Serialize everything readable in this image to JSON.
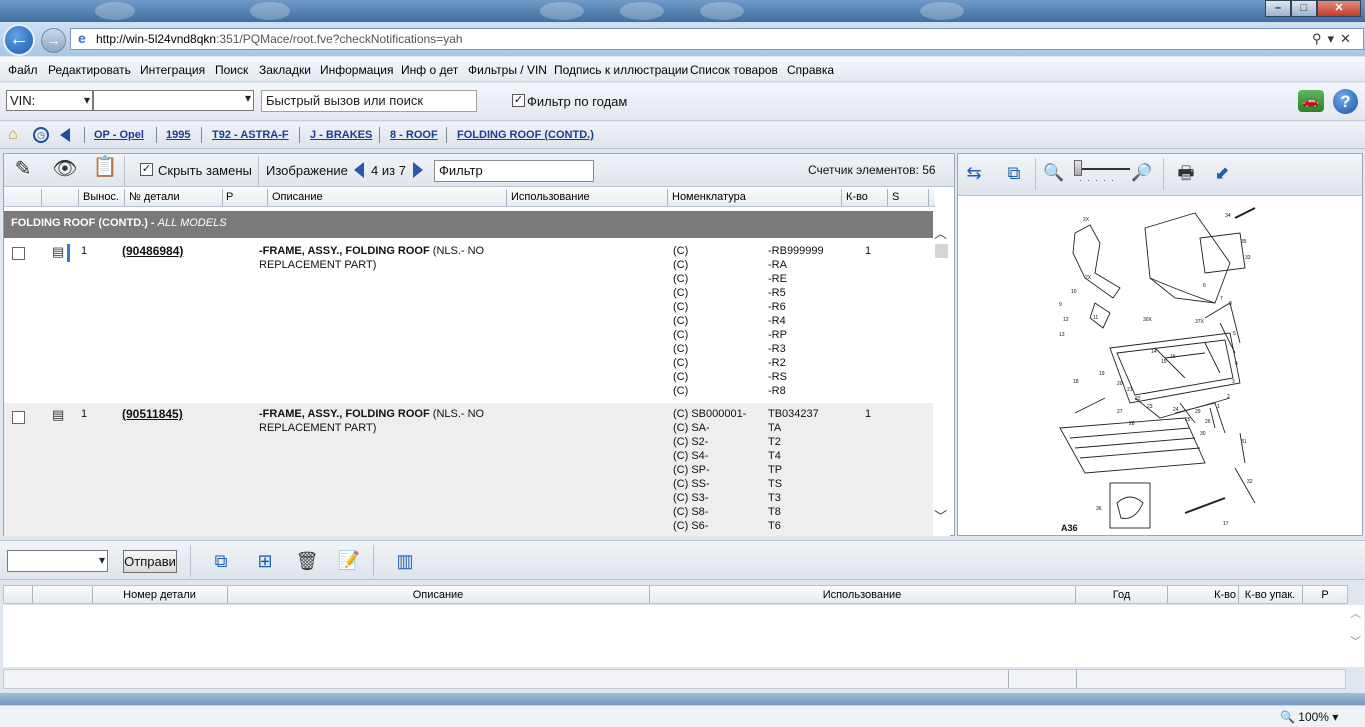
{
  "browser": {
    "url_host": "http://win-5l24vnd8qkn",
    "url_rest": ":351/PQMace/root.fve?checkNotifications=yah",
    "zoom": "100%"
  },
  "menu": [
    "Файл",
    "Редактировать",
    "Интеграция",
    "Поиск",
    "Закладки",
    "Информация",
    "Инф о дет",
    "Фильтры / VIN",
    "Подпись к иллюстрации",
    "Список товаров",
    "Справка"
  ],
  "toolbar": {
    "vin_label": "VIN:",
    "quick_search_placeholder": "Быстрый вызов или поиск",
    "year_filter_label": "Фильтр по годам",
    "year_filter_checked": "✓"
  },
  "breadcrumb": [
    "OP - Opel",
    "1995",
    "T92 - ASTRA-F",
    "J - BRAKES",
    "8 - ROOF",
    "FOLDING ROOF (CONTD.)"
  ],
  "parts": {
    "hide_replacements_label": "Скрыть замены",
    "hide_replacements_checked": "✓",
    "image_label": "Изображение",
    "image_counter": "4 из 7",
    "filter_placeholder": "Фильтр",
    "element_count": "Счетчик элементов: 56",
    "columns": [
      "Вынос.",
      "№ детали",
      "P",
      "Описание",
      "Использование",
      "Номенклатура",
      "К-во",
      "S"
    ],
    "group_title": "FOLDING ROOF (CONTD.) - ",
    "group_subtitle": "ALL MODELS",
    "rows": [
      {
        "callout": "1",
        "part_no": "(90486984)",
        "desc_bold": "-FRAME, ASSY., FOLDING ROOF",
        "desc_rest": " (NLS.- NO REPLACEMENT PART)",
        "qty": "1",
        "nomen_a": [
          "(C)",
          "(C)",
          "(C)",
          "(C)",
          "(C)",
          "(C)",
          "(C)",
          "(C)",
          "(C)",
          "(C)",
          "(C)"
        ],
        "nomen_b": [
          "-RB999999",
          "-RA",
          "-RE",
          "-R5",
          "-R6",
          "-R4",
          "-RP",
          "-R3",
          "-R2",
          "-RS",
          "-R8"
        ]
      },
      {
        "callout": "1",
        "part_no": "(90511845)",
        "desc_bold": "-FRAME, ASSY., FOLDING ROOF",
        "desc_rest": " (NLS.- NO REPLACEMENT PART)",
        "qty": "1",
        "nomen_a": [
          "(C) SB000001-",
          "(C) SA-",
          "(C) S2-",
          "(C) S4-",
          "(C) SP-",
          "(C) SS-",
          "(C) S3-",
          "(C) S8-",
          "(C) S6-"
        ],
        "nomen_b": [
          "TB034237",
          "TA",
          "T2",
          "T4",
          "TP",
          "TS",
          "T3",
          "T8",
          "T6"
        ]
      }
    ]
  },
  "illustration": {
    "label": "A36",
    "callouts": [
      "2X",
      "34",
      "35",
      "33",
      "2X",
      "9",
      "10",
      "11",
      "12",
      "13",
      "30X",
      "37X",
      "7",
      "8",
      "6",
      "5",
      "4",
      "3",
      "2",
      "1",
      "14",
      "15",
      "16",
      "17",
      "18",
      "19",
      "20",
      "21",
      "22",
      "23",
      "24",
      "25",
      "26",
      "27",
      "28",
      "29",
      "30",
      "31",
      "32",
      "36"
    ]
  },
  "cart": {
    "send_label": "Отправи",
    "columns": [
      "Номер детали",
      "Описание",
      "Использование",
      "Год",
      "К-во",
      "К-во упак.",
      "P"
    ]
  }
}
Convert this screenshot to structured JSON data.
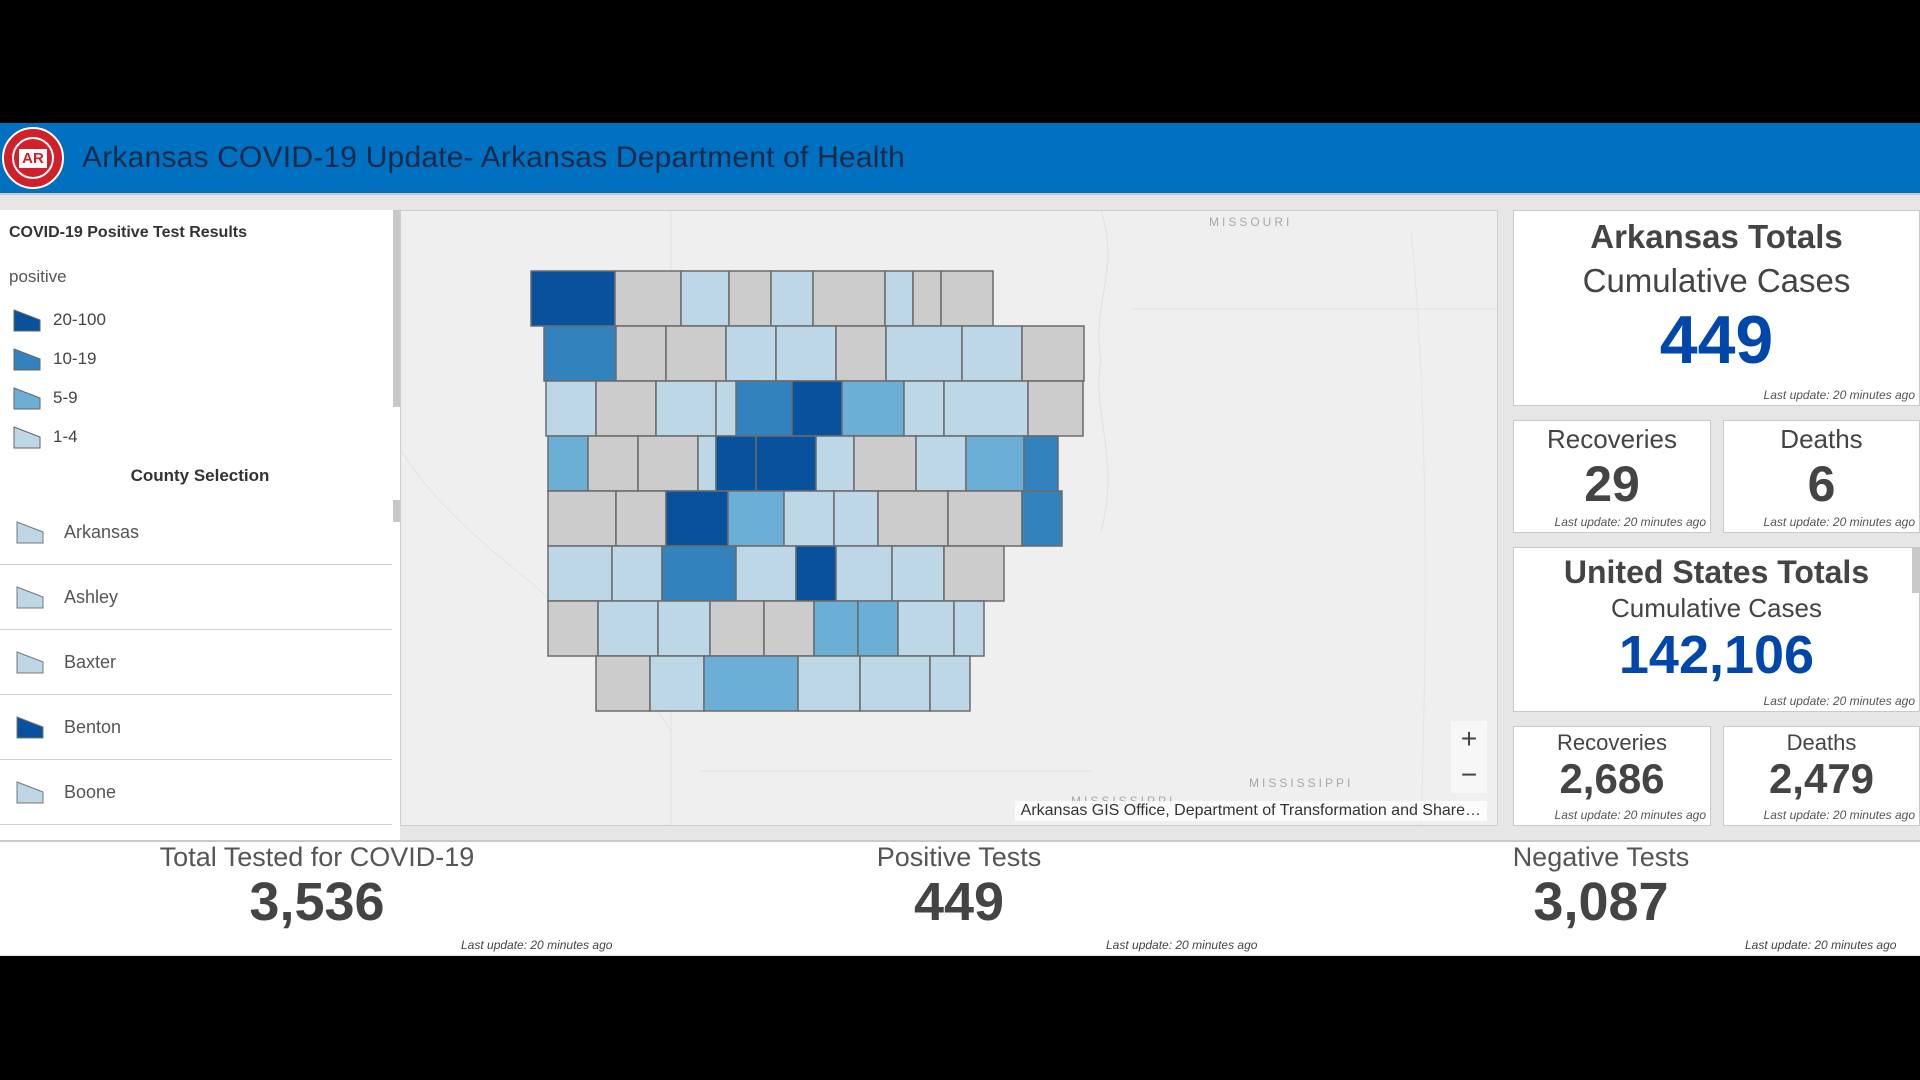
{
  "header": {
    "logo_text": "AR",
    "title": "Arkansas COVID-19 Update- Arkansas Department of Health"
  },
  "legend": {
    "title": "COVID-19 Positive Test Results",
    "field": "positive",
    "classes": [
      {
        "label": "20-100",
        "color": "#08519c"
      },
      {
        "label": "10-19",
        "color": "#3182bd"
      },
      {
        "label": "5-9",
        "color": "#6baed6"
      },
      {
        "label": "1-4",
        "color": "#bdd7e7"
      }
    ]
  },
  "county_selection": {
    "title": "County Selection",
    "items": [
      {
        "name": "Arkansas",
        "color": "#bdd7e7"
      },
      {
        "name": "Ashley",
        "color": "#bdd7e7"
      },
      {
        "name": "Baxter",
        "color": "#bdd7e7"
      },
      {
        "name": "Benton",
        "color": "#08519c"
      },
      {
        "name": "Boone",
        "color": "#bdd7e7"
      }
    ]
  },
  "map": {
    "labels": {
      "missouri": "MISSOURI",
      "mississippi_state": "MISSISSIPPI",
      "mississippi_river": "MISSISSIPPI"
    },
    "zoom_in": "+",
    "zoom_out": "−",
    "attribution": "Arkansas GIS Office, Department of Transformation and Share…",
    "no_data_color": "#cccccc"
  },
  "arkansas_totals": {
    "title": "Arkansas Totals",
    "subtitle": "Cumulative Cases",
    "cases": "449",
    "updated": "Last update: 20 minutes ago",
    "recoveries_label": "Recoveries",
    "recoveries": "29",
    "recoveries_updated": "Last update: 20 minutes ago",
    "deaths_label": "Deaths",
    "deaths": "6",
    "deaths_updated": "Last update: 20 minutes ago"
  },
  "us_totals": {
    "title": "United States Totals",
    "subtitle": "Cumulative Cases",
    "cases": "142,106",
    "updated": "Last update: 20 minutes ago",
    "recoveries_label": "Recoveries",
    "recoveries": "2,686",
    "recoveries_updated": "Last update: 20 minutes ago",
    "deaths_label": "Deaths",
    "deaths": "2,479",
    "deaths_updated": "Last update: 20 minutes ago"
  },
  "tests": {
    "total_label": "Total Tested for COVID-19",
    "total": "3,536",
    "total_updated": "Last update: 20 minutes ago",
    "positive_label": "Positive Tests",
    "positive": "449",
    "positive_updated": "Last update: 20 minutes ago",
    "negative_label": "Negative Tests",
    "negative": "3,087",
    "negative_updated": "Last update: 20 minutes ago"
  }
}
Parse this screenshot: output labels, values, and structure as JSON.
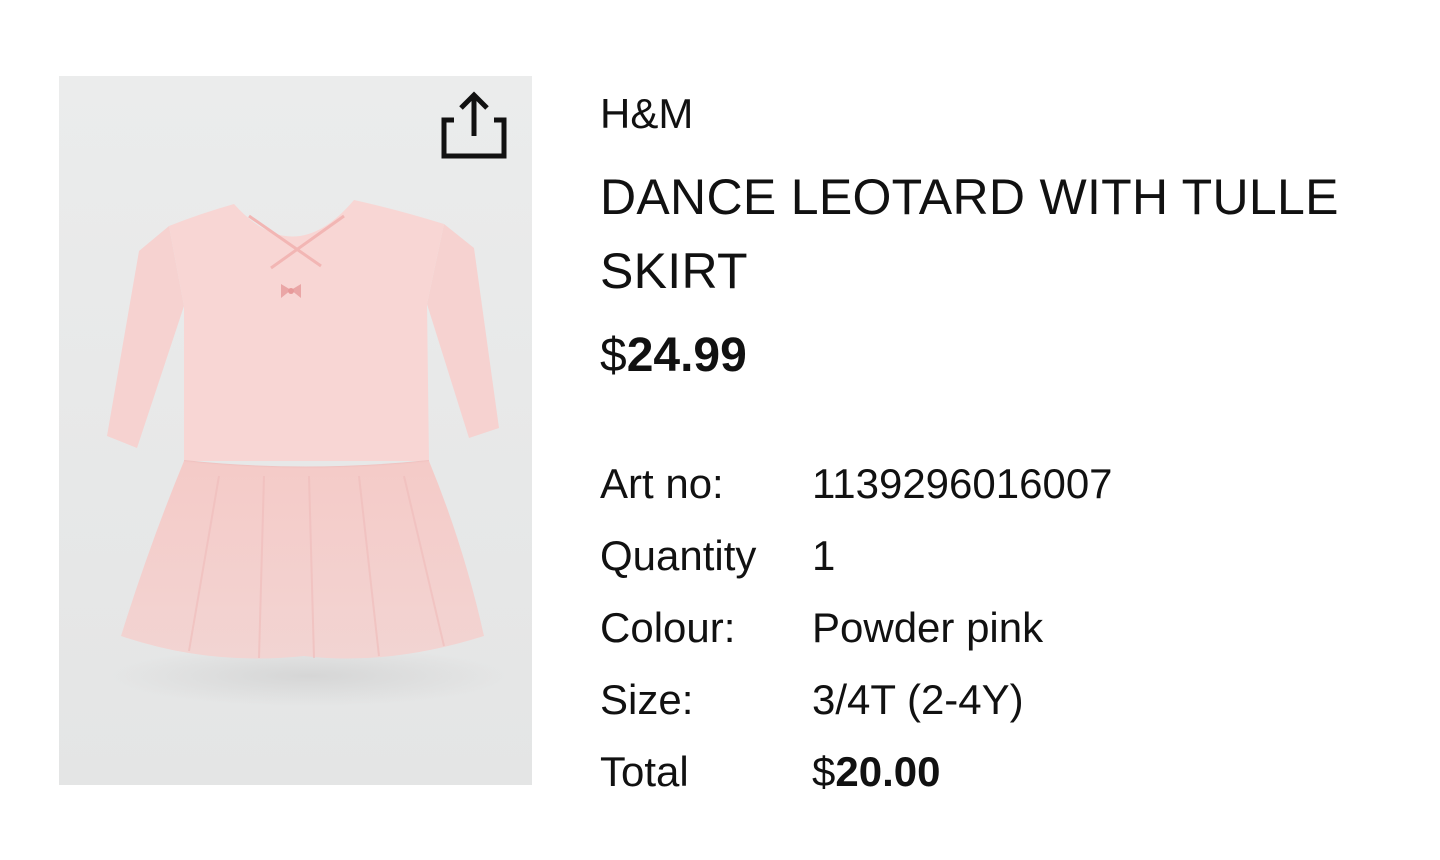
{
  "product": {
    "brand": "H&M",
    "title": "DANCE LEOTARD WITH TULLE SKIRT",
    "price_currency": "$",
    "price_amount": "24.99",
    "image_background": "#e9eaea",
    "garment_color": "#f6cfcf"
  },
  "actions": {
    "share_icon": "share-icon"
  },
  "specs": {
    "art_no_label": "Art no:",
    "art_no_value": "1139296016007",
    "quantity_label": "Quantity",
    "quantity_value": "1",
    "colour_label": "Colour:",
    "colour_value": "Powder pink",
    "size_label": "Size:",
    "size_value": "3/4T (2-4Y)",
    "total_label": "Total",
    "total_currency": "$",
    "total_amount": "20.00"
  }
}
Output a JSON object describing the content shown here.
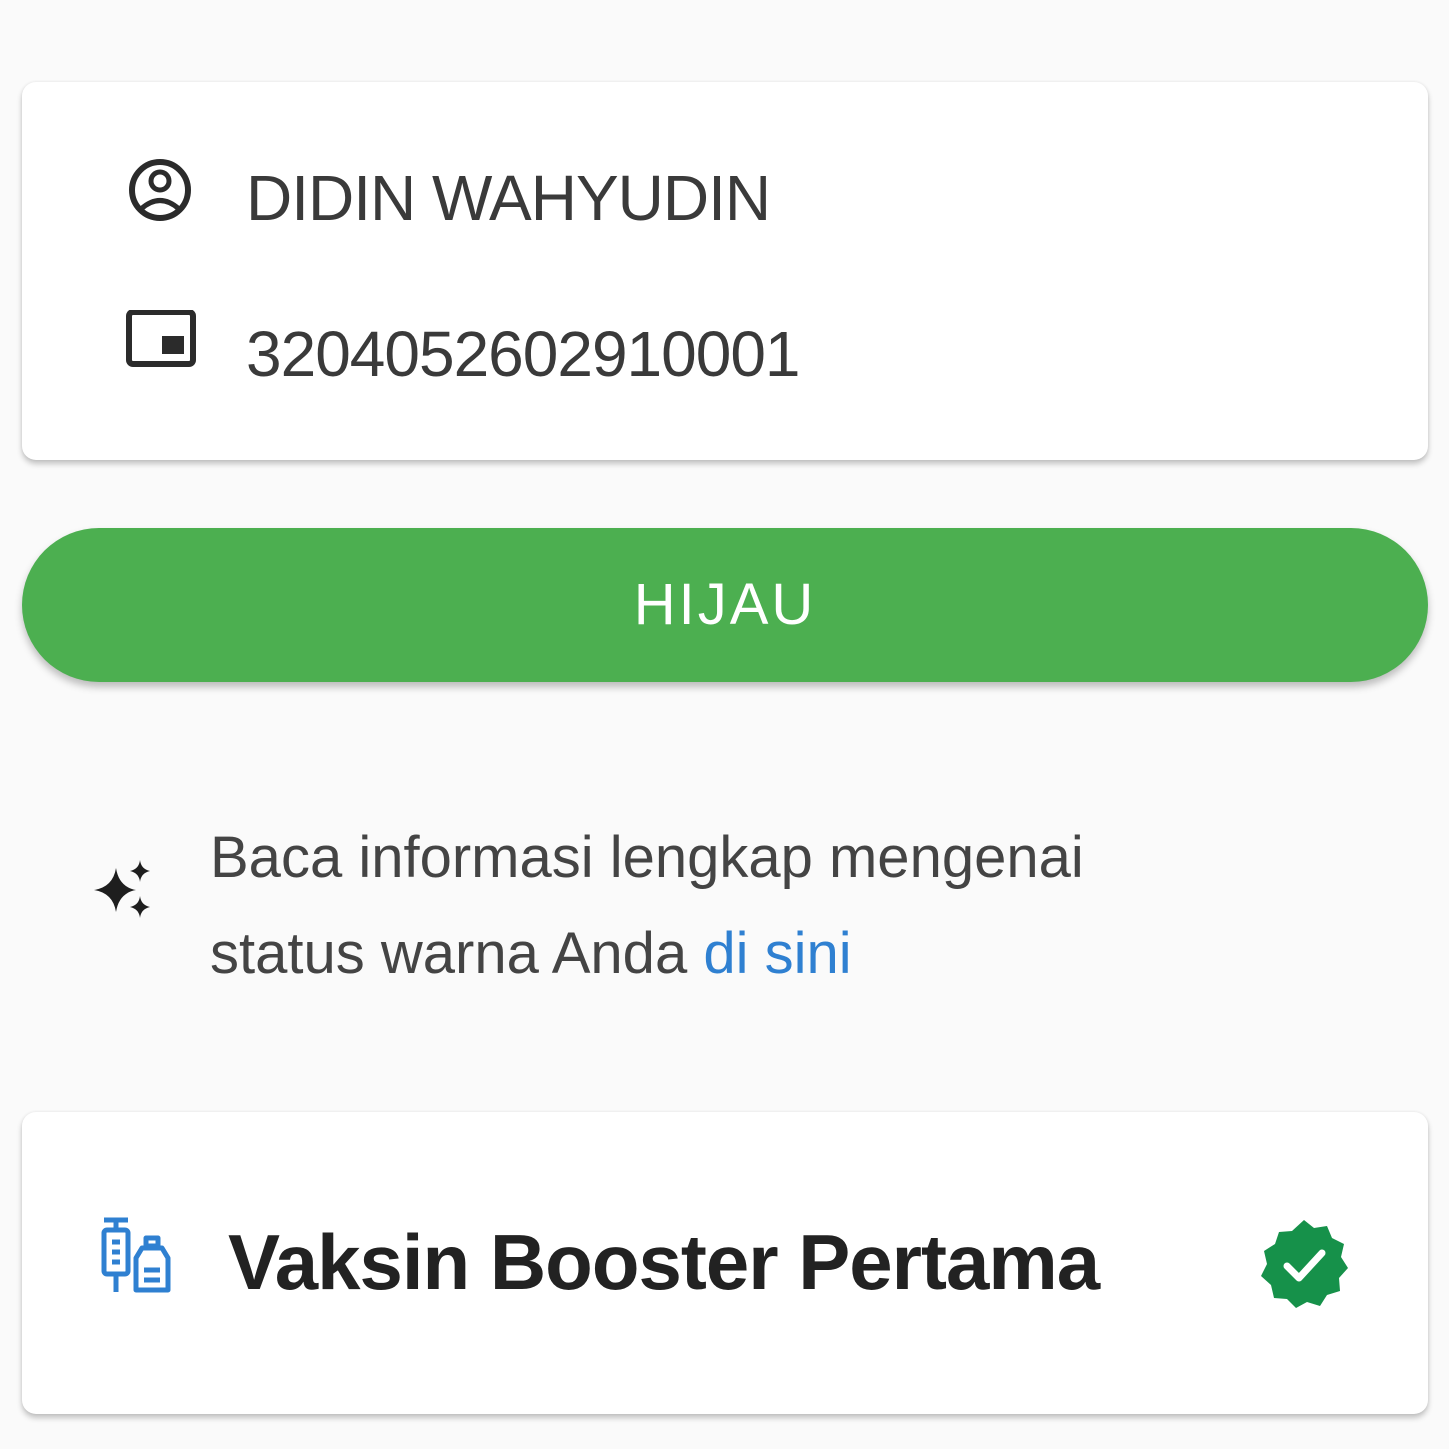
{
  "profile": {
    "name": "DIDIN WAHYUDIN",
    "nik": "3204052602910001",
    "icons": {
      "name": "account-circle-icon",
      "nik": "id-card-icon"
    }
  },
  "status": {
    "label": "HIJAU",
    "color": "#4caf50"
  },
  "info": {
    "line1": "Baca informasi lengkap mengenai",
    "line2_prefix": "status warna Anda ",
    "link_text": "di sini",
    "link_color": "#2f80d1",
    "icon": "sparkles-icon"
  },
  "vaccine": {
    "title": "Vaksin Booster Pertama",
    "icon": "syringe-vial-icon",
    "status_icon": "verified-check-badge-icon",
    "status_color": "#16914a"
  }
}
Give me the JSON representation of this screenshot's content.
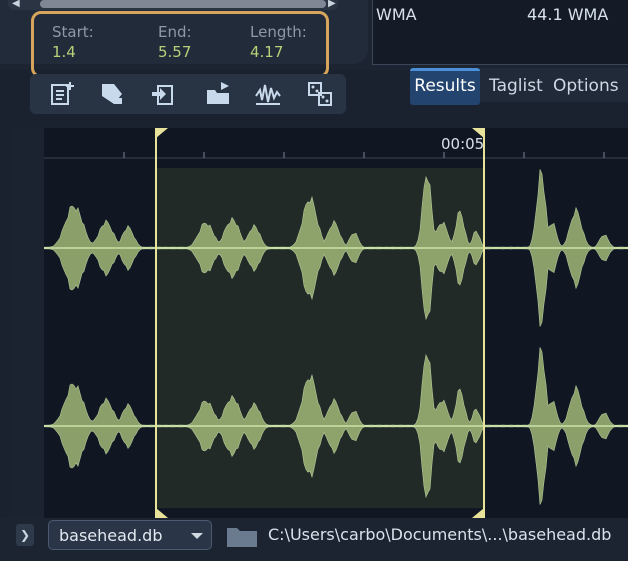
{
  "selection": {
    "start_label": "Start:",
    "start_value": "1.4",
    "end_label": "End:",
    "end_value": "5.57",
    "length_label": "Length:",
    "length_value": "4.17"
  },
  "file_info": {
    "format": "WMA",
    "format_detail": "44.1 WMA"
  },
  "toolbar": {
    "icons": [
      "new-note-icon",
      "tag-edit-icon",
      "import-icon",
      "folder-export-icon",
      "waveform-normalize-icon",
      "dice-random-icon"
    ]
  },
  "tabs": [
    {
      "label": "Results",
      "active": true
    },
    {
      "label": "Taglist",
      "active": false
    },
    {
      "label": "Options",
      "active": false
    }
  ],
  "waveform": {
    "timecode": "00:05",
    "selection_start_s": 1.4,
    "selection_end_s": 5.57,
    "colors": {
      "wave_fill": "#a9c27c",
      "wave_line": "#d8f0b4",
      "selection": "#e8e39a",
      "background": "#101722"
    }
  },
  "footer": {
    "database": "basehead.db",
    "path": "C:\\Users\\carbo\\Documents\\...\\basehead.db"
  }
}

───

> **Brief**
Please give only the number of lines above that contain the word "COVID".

> **Result of this task**
3